Doug and Marie take annual trips to Ireland. “My great-grandfather was John O’ Flynn. He left on a boat in 1873 with his four children and his wife and sailed to Ellis Island. He ended up in New Jersey and had my grandmother (Mary O Flynn). I had never met John but I knew my grandmother very well. That was part of the reason I wanted to go there in 1996 the first time,” Doug states.
He tells a story about the charm he had witnessed during his first visit.
“We were driving around everywhere for about 50 miles – it was a lot of driving. It was raining and it was dark, garbage trucks were coming at us – we were driving on the other side of the road, seeing castles and monastery ruins and here I am, lost in a little bitty car with steering wheel on the right!” he laughs.
“This truck driver gets out and comes over to us – here in the United States, you might get nervous about that…” Doug quips and continues as he gives a perfect Irish voiceover; “He knocked on our car window and he said, ‘Would ye be lost, lad?’ It was the first words I heard in Ireland. I told him we were trying to go on the Limerick Road into Enness and he said, ‘Tell ye what, lad, just follow me’,” Doug concludes in an Irish brogue.
The gentleman saw him to where he needed to go to get to Enness and gave him the rest of the directions, bidding them to have a good time in Ireland.

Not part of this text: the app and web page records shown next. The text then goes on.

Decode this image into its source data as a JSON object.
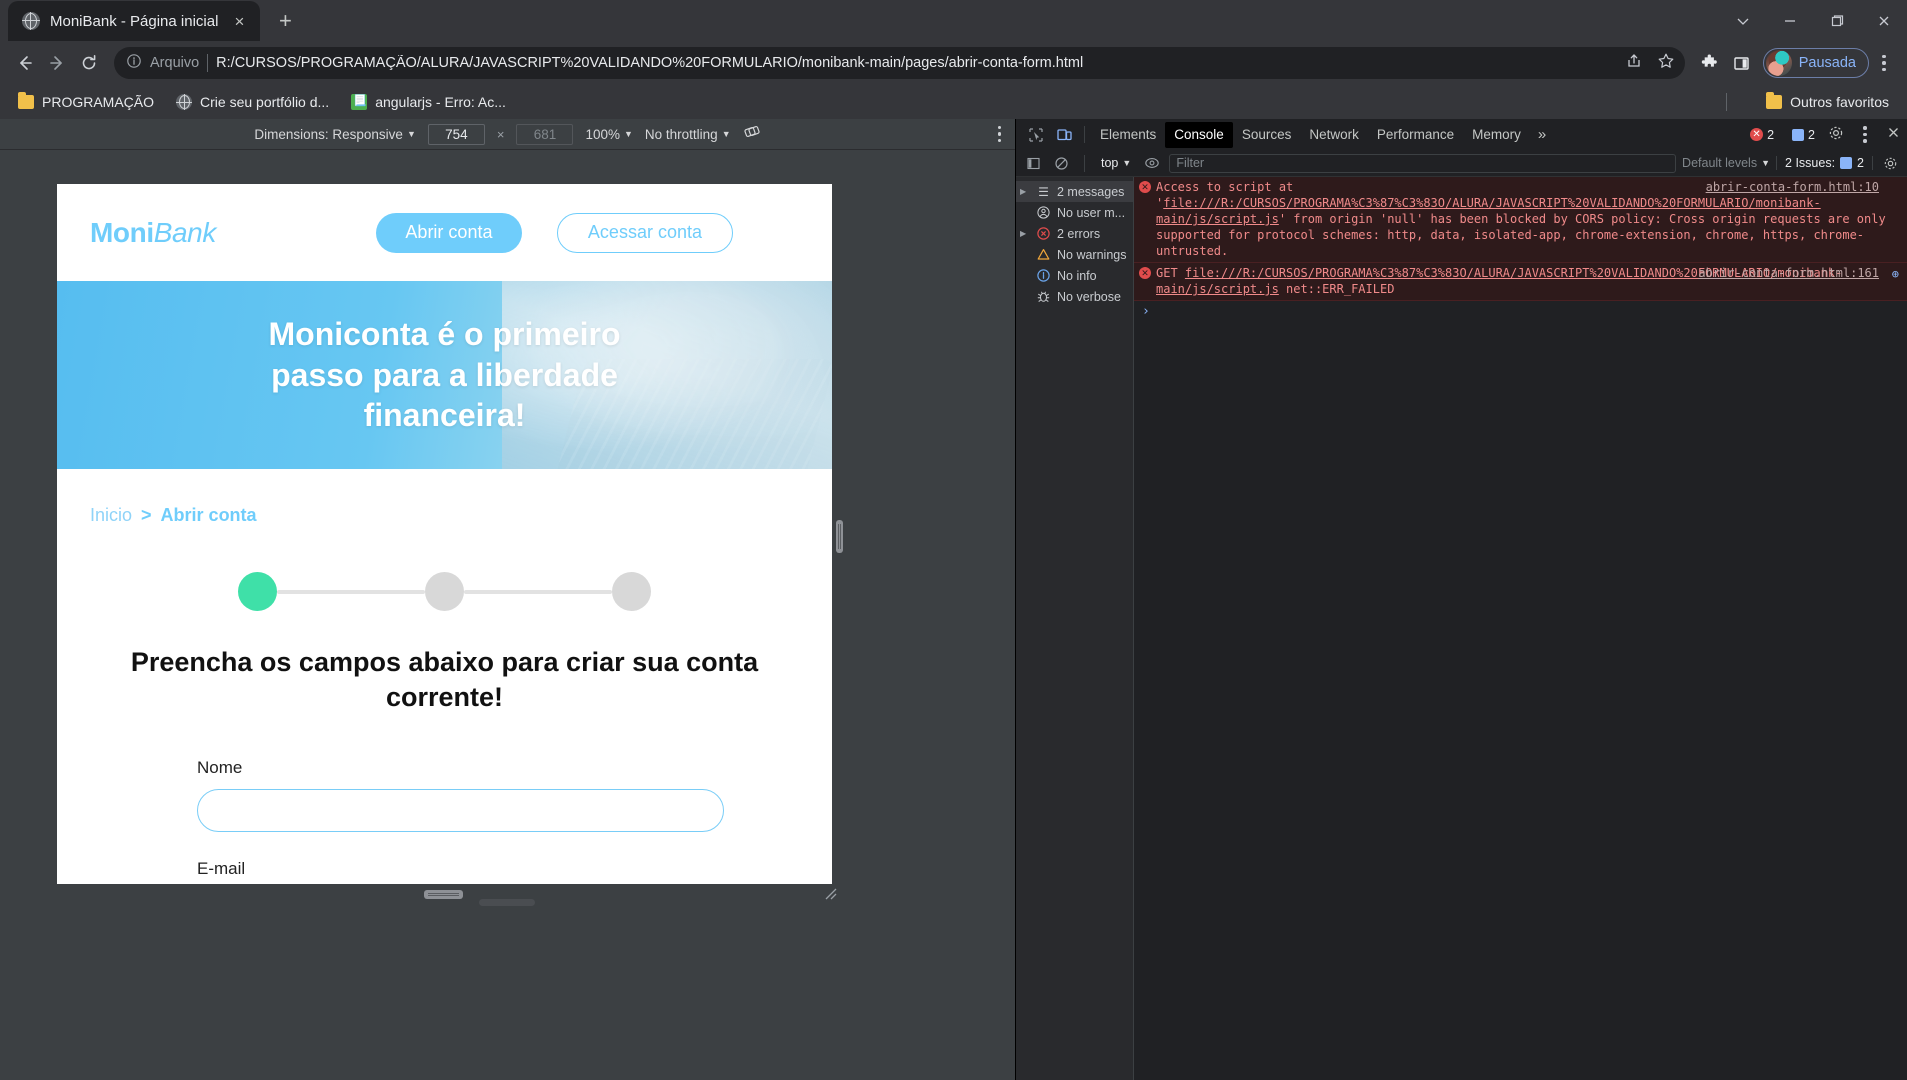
{
  "browser": {
    "tab": {
      "title": "MoniBank - Página inicial",
      "favicon": "globe-icon",
      "close": "×"
    },
    "newtab_label": "+",
    "window_controls": {
      "minimize": "—",
      "maximize": "▢",
      "close": "✕",
      "more": "⌄"
    },
    "nav": {
      "back": "←",
      "forward": "→",
      "reload": "⟳"
    },
    "omnibox": {
      "scheme_label": "Arquivo",
      "url": "R:/CURSOS/PROGRAMAÇÃO/ALURA/JAVASCRIPT%20VALIDANDO%20FORMULARIO/monibank-main/pages/abrir-conta-form.html",
      "info_icon": "info-circle-icon",
      "share_icon": "share-icon",
      "bookmark_icon": "star-icon"
    },
    "toolbar": {
      "extensions_icon": "puzzle-icon",
      "sidepanel_icon": "side-panel-icon",
      "profile_label": "Pausada",
      "menu_icon": "kebab-menu-icon"
    },
    "bookmarks": [
      {
        "label": "PROGRAMAÇÃO",
        "icon": "folder-icon"
      },
      {
        "label": "Crie seu portfólio d...",
        "icon": "globe-icon"
      },
      {
        "label": "angularjs - Erro: Ac...",
        "icon": "page-icon"
      }
    ],
    "bookmarks_right": {
      "label": "Outros favoritos",
      "icon": "folder-icon"
    }
  },
  "device_toolbar": {
    "dimensions_label": "Dimensions: Responsive",
    "width": "754",
    "height_placeholder": "681",
    "times": "×",
    "zoom": "100%",
    "throttling": "No throttling",
    "rotate_icon": "rotate-icon",
    "menu_icon": "kebab-menu-icon"
  },
  "page": {
    "logo": {
      "bold": "Moni",
      "italic": "Bank"
    },
    "header_buttons": {
      "primary": "Abrir conta",
      "secondary": "Acessar conta"
    },
    "hero_title": "Moniconta é o primeiro passo para a liberdade financeira!",
    "breadcrumb": {
      "home": "Inicio",
      "separator": ">",
      "current": "Abrir conta"
    },
    "stepper": {
      "steps": 3,
      "active_index": 0
    },
    "form_title": "Preencha os campos abaixo para criar sua conta corrente!",
    "fields": [
      {
        "label": "Nome",
        "value": ""
      },
      {
        "label": "E-mail",
        "value": ""
      }
    ],
    "colors": {
      "brand": "#6fcdfb",
      "accent_green": "#3fe0a8",
      "hero_from": "#56bdf0",
      "hero_to": "#c5e2ec"
    }
  },
  "devtools": {
    "tabs": [
      "Elements",
      "Console",
      "Sources",
      "Network",
      "Performance",
      "Memory"
    ],
    "selected_tab": "Console",
    "more_tabs_icon": "chevron-double-right-icon",
    "inspect_icon": "inspect-icon",
    "device_icon": "device-toolbar-icon",
    "error_count": "2",
    "message_count": "2",
    "settings_icon": "gear-icon",
    "menu_icon": "kebab-menu-icon",
    "close_icon": "close-icon",
    "console_toolbar": {
      "sidebar_icon": "show-console-sidebar-icon",
      "clear_icon": "clear-console-icon",
      "context": "top",
      "eye_icon": "live-expression-icon",
      "filter_placeholder": "Filter",
      "levels": "Default levels",
      "issues_label": "2 Issues:",
      "issues_count": "2",
      "settings_icon": "gear-icon"
    },
    "sidebar": [
      {
        "label": "2 messages",
        "icon": "list-icon",
        "expandable": true,
        "selected": true
      },
      {
        "label": "No user m...",
        "icon": "user-icon",
        "expandable": false,
        "selected": false
      },
      {
        "label": "2 errors",
        "icon": "error-icon",
        "expandable": true,
        "selected": false
      },
      {
        "label": "No warnings",
        "icon": "warning-icon",
        "expandable": false,
        "selected": false
      },
      {
        "label": "No info",
        "icon": "info-icon",
        "expandable": false,
        "selected": false
      },
      {
        "label": "No verbose",
        "icon": "bug-icon",
        "expandable": false,
        "selected": false
      }
    ],
    "messages": [
      {
        "icon": "error-icon",
        "text_prefix": "Access to script at '",
        "link": "file:///R:/CURSOS/PROGRAMA%C3%87%C3%83O/ALURA/JAVASCRIPT%20VALIDANDO%20FORMULARIO/monibank-main/js/script.js",
        "text_suffix": "' from origin 'null' has been blocked by CORS policy: Cross origin requests are only supported for protocol schemes: http, data, isolated-app, chrome-extension, chrome, https, chrome-untrusted.",
        "source": "abrir-conta-form.html:10"
      },
      {
        "icon": "error-icon",
        "text_prefix": "GET ",
        "link": "file:///R:/CURSOS/PROGRAMA%C3%87%C3%83O/ALURA/JAVASCRIPT%20VALIDANDO%20FORMULARIO/monibank-main/js/script.js",
        "text_suffix": " net::ERR_FAILED",
        "source": "abrir-conta-form.html:161",
        "extra_icon": "request-blocked-icon"
      }
    ],
    "prompt": "›"
  }
}
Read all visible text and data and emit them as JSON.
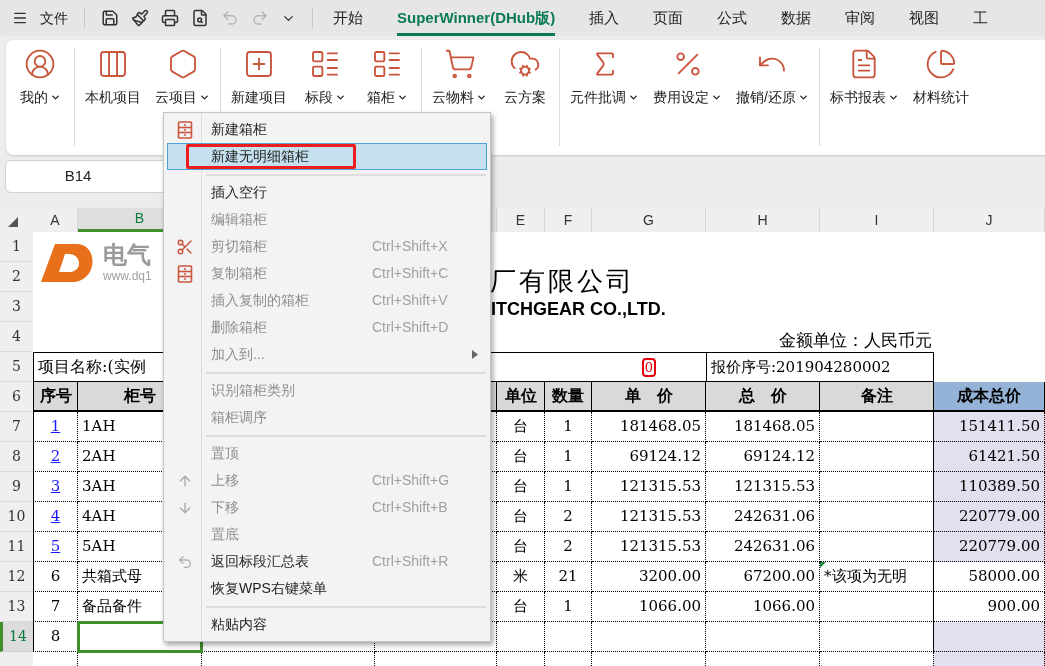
{
  "topbar": {
    "file_menu": "文件",
    "quick_actions": [
      {
        "disabled": false
      },
      {
        "disabled": false
      },
      {
        "disabled": false
      },
      {
        "disabled": false
      },
      {
        "disabled": true
      },
      {
        "disabled": true
      },
      {
        "disabled": false
      }
    ],
    "tabs": [
      {
        "label": "开始",
        "selected": false
      },
      {
        "label": "SuperWinner(DHub版)",
        "selected": true
      },
      {
        "label": "插入",
        "selected": false
      },
      {
        "label": "页面",
        "selected": false
      },
      {
        "label": "公式",
        "selected": false
      },
      {
        "label": "数据",
        "selected": false
      },
      {
        "label": "审阅",
        "selected": false
      },
      {
        "label": "视图",
        "selected": false
      },
      {
        "label": "工",
        "selected": false
      }
    ]
  },
  "ribbon": {
    "groups": [
      {
        "buttons": [
          {
            "label": "我的",
            "dropdown": true
          }
        ]
      },
      {
        "buttons": [
          {
            "label": "本机项目",
            "dropdown": false
          },
          {
            "label": "云项目",
            "dropdown": true
          }
        ]
      },
      {
        "buttons": [
          {
            "label": "新建项目",
            "dropdown": false
          },
          {
            "label": "标段",
            "dropdown": true
          },
          {
            "label": "箱柜",
            "dropdown": true
          }
        ]
      },
      {
        "buttons": [
          {
            "label": "云物料",
            "dropdown": true
          },
          {
            "label": "云方案",
            "dropdown": false
          }
        ]
      },
      {
        "buttons": [
          {
            "label": "元件批调",
            "dropdown": true
          },
          {
            "label": "费用设定",
            "dropdown": true
          },
          {
            "label": "撤销/还原",
            "dropdown": true
          }
        ]
      },
      {
        "buttons": [
          {
            "label": "标书报表",
            "dropdown": true
          },
          {
            "label": "材料统计",
            "dropdown": false
          }
        ]
      }
    ]
  },
  "name_box": "B14",
  "sheet": {
    "columns": [
      {
        "label": "A",
        "selected": false
      },
      {
        "label": "B",
        "selected": true
      },
      {
        "label": "E",
        "selected": false
      },
      {
        "label": "F",
        "selected": false
      },
      {
        "label": "G",
        "selected": false
      },
      {
        "label": "H",
        "selected": false
      },
      {
        "label": "I",
        "selected": false
      },
      {
        "label": "J",
        "selected": false
      }
    ],
    "row_numbers": [
      {
        "label": "1",
        "selected": false
      },
      {
        "label": "2",
        "selected": false
      },
      {
        "label": "3",
        "selected": false
      },
      {
        "label": "4",
        "selected": false
      },
      {
        "label": "5",
        "selected": false
      },
      {
        "label": "6",
        "selected": false
      },
      {
        "label": "7",
        "selected": false
      },
      {
        "label": "8",
        "selected": false
      },
      {
        "label": "9",
        "selected": false
      },
      {
        "label": "10",
        "selected": false
      },
      {
        "label": "11",
        "selected": false
      },
      {
        "label": "12",
        "selected": false
      },
      {
        "label": "13",
        "selected": false
      },
      {
        "label": "14",
        "selected": true
      }
    ],
    "title_block": {
      "logo_name": "电气",
      "logo_site": "www.dq1",
      "company_cn": "厂有限公司",
      "company_en": "ITCHGEAR CO.,LTD.",
      "currency_note": "金额单位：人民币元",
      "project_label": "项目名称:(实例",
      "marker": "0",
      "quote_no": "报价序号:201904280002"
    },
    "table": {
      "headers": [
        "序号",
        "柜号",
        "单位",
        "数量",
        "单　价",
        "总　价",
        "备注",
        "成本总价"
      ],
      "rows": [
        {
          "no": "1",
          "link": true,
          "name": "1AH",
          "unit": "台",
          "qty": "1",
          "price": "181468.05",
          "total": "181468.05",
          "cost": "151411.50",
          "shaded": true,
          "flag": false,
          "selected": false
        },
        {
          "no": "2",
          "link": true,
          "name": "2AH",
          "unit": "台",
          "qty": "1",
          "price": "69124.12",
          "total": "69124.12",
          "cost": "61421.50",
          "shaded": true,
          "flag": false,
          "selected": false
        },
        {
          "no": "3",
          "link": true,
          "name": "3AH",
          "unit": "台",
          "qty": "1",
          "price": "121315.53",
          "total": "121315.53",
          "cost": "110389.50",
          "shaded": true,
          "flag": false,
          "selected": false
        },
        {
          "no": "4",
          "link": true,
          "name": "4AH",
          "unit": "台",
          "qty": "2",
          "price": "121315.53",
          "total": "242631.06",
          "cost": "220779.00",
          "shaded": true,
          "flag": false,
          "selected": false
        },
        {
          "no": "5",
          "link": true,
          "name": "5AH",
          "unit": "台",
          "qty": "2",
          "price": "121315.53",
          "total": "242631.06",
          "cost": "220779.00",
          "shaded": true,
          "flag": false,
          "selected": false
        },
        {
          "no": "6",
          "link": false,
          "name": "共箱式母",
          "unit": "米",
          "qty": "21",
          "price": "3200.00",
          "total": "67200.00",
          "note": "*该项为无明",
          "cost": "58000.00",
          "shaded": false,
          "flag": true,
          "selected": false
        },
        {
          "no": "7",
          "link": false,
          "name": "备品备件",
          "unit": "台",
          "qty": "1",
          "price": "1066.00",
          "total": "1066.00",
          "cost": "900.00",
          "shaded": false,
          "flag": false,
          "selected": false
        },
        {
          "no": "8",
          "link": false,
          "shaded": true,
          "flag": false,
          "selected": true
        }
      ]
    }
  },
  "context_menu": {
    "items": [
      {
        "kind": "item",
        "label": "新建箱柜",
        "disabled": false,
        "selected": false,
        "annotated": false
      },
      {
        "kind": "item",
        "label": "新建无明细箱柜",
        "disabled": false,
        "selected": true,
        "annotated": true
      },
      {
        "kind": "separator"
      },
      {
        "kind": "item",
        "label": "插入空行",
        "disabled": false,
        "selected": false,
        "annotated": false
      },
      {
        "kind": "item",
        "label": "编辑箱柜",
        "disabled": true,
        "selected": false,
        "annotated": false
      },
      {
        "kind": "item",
        "label": "剪切箱柜",
        "shortcut": "Ctrl+Shift+X",
        "disabled": true,
        "selected": false,
        "annotated": false
      },
      {
        "kind": "item",
        "label": "复制箱柜",
        "shortcut": "Ctrl+Shift+C",
        "disabled": true,
        "selected": false,
        "annotated": false
      },
      {
        "kind": "item",
        "label": "插入复制的箱柜",
        "shortcut": "Ctrl+Shift+V",
        "disabled": true,
        "selected": false,
        "annotated": false
      },
      {
        "kind": "item",
        "label": "删除箱柜",
        "shortcut": "Ctrl+Shift+D",
        "disabled": true,
        "selected": false,
        "annotated": false
      },
      {
        "kind": "item",
        "label": "加入到...",
        "disabled": true,
        "selected": false,
        "annotated": false,
        "submenu": true
      },
      {
        "kind": "separator"
      },
      {
        "kind": "item",
        "label": "识别箱柜类别",
        "disabled": true,
        "selected": false,
        "annotated": false
      },
      {
        "kind": "item",
        "label": "箱柜调序",
        "disabled": true,
        "selected": false,
        "annotated": false
      },
      {
        "kind": "separator"
      },
      {
        "kind": "item",
        "label": "置顶",
        "disabled": true,
        "selected": false,
        "annotated": false
      },
      {
        "kind": "item",
        "label": "上移",
        "shortcut": "Ctrl+Shift+G",
        "disabled": true,
        "selected": false,
        "annotated": false
      },
      {
        "kind": "item",
        "label": "下移",
        "shortcut": "Ctrl+Shift+B",
        "disabled": true,
        "selected": false,
        "annotated": false
      },
      {
        "kind": "item",
        "label": "置底",
        "disabled": true,
        "selected": false,
        "annotated": false
      },
      {
        "kind": "item",
        "label": "返回标段汇总表",
        "shortcut": "Ctrl+Shift+R",
        "disabled": false,
        "selected": false,
        "annotated": false
      },
      {
        "kind": "item",
        "label": "恢复WPS右键菜单",
        "disabled": false,
        "selected": false,
        "annotated": false
      },
      {
        "kind": "separator"
      },
      {
        "kind": "item",
        "label": "粘贴内容",
        "disabled": false,
        "selected": false,
        "annotated": false
      }
    ]
  }
}
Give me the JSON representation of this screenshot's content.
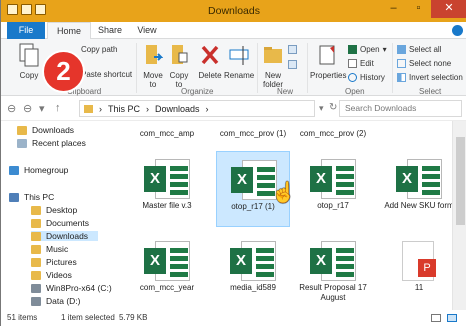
{
  "window": {
    "title": "Downloads"
  },
  "tabs": {
    "file": "File",
    "home": "Home",
    "share": "Share",
    "view": "View"
  },
  "ribbon": {
    "clipboard": {
      "group": "Clipboard",
      "copy": "Copy",
      "copy_path": "Copy path",
      "paste_shortcut": "Paste shortcut"
    },
    "organize": {
      "group": "Organize",
      "move_to": "Move to",
      "copy_to": "Copy to",
      "delete": "Delete",
      "rename": "Rename"
    },
    "new": {
      "group": "New",
      "new_folder": "New folder"
    },
    "open": {
      "group": "Open",
      "properties": "Properties",
      "open": "Open",
      "edit": "Edit",
      "history": "History"
    },
    "select": {
      "group": "Select",
      "select_all": "Select all",
      "select_none": "Select none",
      "invert": "Invert selection"
    }
  },
  "step_badge": "2",
  "address": {
    "segments": [
      "This PC",
      "Downloads"
    ],
    "search_placeholder": "Search Downloads"
  },
  "nav": [
    {
      "label": "Downloads",
      "type": "folder"
    },
    {
      "label": "Recent places",
      "type": "recent"
    },
    {
      "label": "Homegroup",
      "type": "homegroup"
    },
    {
      "label": "This PC",
      "type": "pc"
    },
    {
      "label": "Desktop",
      "type": "folder"
    },
    {
      "label": "Documents",
      "type": "folder"
    },
    {
      "label": "Downloads",
      "type": "folder",
      "selected": true
    },
    {
      "label": "Music",
      "type": "folder"
    },
    {
      "label": "Pictures",
      "type": "folder"
    },
    {
      "label": "Videos",
      "type": "folder"
    },
    {
      "label": "Win8Pro-x64 (C:)",
      "type": "drive"
    },
    {
      "label": "Data (D:)",
      "type": "drive"
    }
  ],
  "files": [
    {
      "name": "com_mcc_amp",
      "icon": "excel"
    },
    {
      "name": "com_mcc_prov (1)",
      "icon": "excel"
    },
    {
      "name": "com_mcc_prov (2)",
      "icon": "excel"
    },
    {
      "name": "",
      "icon": "excel"
    },
    {
      "name": "Master file v.3",
      "icon": "excel"
    },
    {
      "name": "otop_r17 (1)",
      "icon": "excel",
      "selected": true
    },
    {
      "name": "otop_r17",
      "icon": "excel"
    },
    {
      "name": "Add New SKU form",
      "icon": "excel"
    },
    {
      "name": "com_mcc_year",
      "icon": "excel"
    },
    {
      "name": "media_id589",
      "icon": "excel"
    },
    {
      "name": "Result Proposal 17 August",
      "icon": "excel"
    },
    {
      "name": "11",
      "icon": "pdf"
    }
  ],
  "status": {
    "items": "51 items",
    "selected": "1 item selected",
    "size": "5.79 KB"
  },
  "colors": {
    "titlebar": "#e8a31a",
    "file_tab": "#1979ca",
    "badge": "#e5352b",
    "excel": "#1e7145",
    "selection": "#cce8ff"
  }
}
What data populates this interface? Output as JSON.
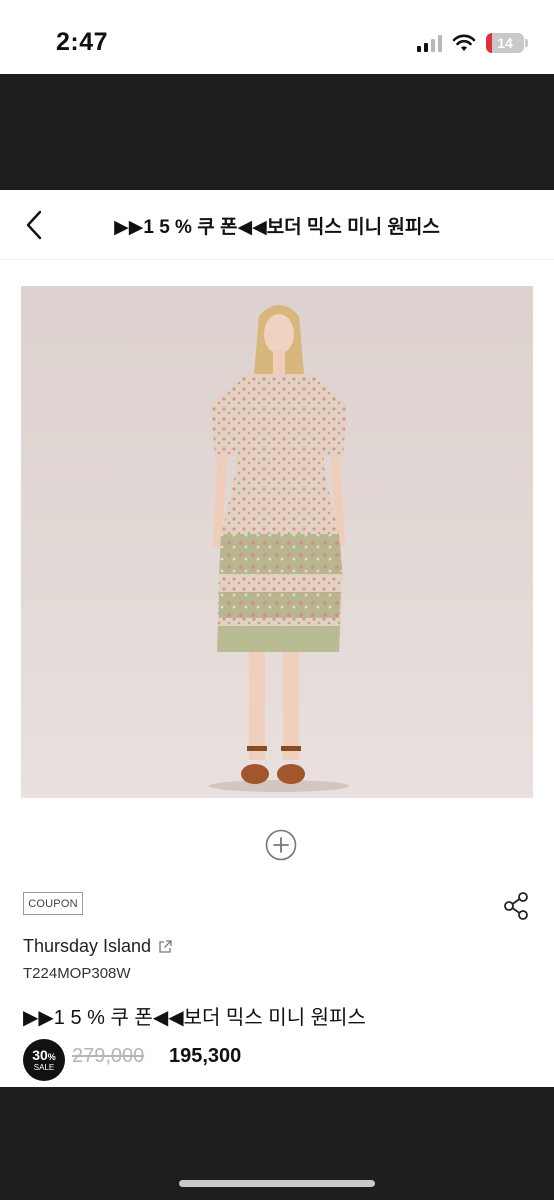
{
  "status_bar": {
    "time": "2:47",
    "battery": "14"
  },
  "nav": {
    "title": "▶▶1 5 % 쿠 폰◀◀보더 믹스 미니 원피스"
  },
  "product": {
    "coupon_label": "COUPON",
    "brand": "Thursday Island",
    "code": "T224MOP308W",
    "name": "▶▶1 5 % 쿠 폰◀◀보더 믹스 미니 원피스",
    "discount": "30",
    "discount_unit": "%",
    "sale_label": "SALE",
    "original_price": "279,000",
    "current_price": "195,300"
  },
  "icons": {
    "back": "chevron-left-icon",
    "zoom": "plus-circle-icon",
    "share": "share-icon",
    "external": "external-link-icon"
  },
  "colors": {
    "bar_black": "#1e1e1e",
    "battery_low": "#e0303a",
    "strike_price": "#b5b5b5"
  }
}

Doug shares more stories as the Irish in him shines through and he says, “It is a fascinating place - my roots are there. I would love to live in Ireland. There are not just 40 shades of green – there are 100!”
Living in a different era and witnessing the changes in the world and in young men today, Doug Chinery has not lost his grit and determination to make things better.
“I learned to be an entrepreneur in the Jaycees; I learned to take a lot of risks - I am not afraid to do anything and that’s okay….but it drives my wife crazy.”